PROBLEM TO WORK ON:
Records follow. Select each line holding "with".

MATERIALS PROVIDED:

Start of Block

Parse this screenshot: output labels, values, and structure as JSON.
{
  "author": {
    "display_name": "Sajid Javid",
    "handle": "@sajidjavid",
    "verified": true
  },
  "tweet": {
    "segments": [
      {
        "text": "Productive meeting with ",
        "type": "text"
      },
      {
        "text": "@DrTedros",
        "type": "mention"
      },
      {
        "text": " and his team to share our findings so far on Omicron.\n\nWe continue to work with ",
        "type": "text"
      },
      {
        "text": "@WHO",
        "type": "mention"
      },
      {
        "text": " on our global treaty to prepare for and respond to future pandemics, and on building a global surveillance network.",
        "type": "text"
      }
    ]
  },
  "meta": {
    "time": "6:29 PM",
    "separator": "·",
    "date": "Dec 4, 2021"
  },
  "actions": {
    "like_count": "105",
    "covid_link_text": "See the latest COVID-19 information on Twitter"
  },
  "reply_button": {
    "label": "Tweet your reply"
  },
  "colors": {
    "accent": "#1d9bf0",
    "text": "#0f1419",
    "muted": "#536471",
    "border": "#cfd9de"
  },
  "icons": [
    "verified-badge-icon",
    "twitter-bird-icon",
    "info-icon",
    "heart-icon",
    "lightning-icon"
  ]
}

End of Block

WRITTEN RESPONSE:
        "text": "Productive meeting with ",
        "text": " and his team to share our findings so far on Omicron.\n\nWe continue to work with ",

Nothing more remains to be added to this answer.